Tagged adam smith, benevolence, Economics, enlightenment, liberalism, market economies, market process, peace, Philosophy, scottish enlightenment, selfishness, sentiments, theory of moral sentiments, Trade, war
My colleague Ryan Radia and I recently sent this letter to The New York Times:
Editor, New York Times:
Catherine Rampell’s September 7 article, “Once a Dynamo, the Tech Sector Is Slow to Hire,” mourns the recent decline in U.S. data processing jobs. She blames much of the decline on the automation of previously tedious tasks.
May we suggest one way to get those jobs back: No more automation. Ban the use of computers for data processing. Imagine how much information flows through today’s global economy in an average day. Computers handle most of the load. That costs millions of jobs.

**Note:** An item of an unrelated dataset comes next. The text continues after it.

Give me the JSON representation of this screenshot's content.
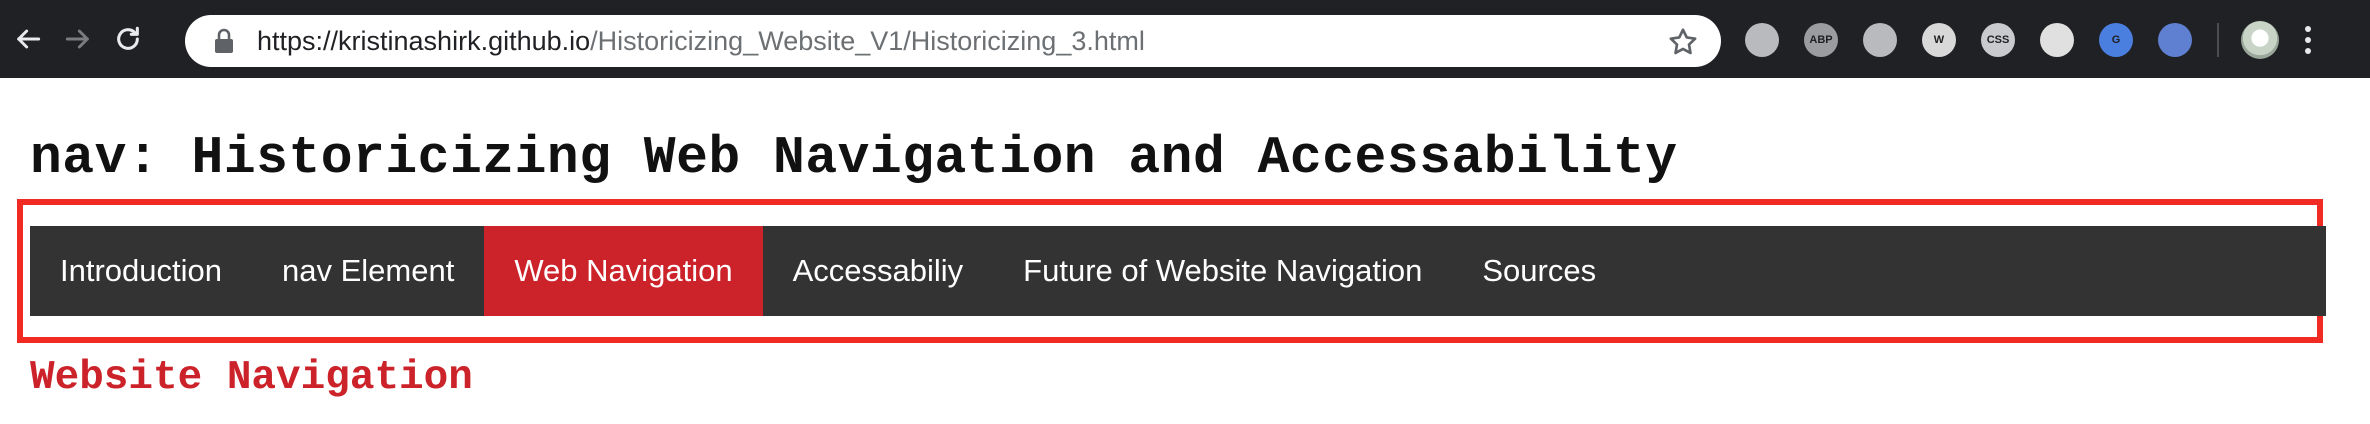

The effects would reverberate far beyond the tech sector. The paper, pen, and pencil industries would also boom.
Companies are dead-set on doing more with less. True, that creates more jobs in the long run by freeing up resources — and employees — for new ventures. But if only they would consider doing less with more, they could create more data processing jobs.
Ryan Young and Ryan Radia
Competitive Enterprise Institute
Posted in Business Cycles, Economics, The Market Process
Tagged basic economics, catherine rampell, creative destruction, data processing, econ 101, Economics, economics 101, employment, high tech jobs, jobs, new york times, outsourcing, progress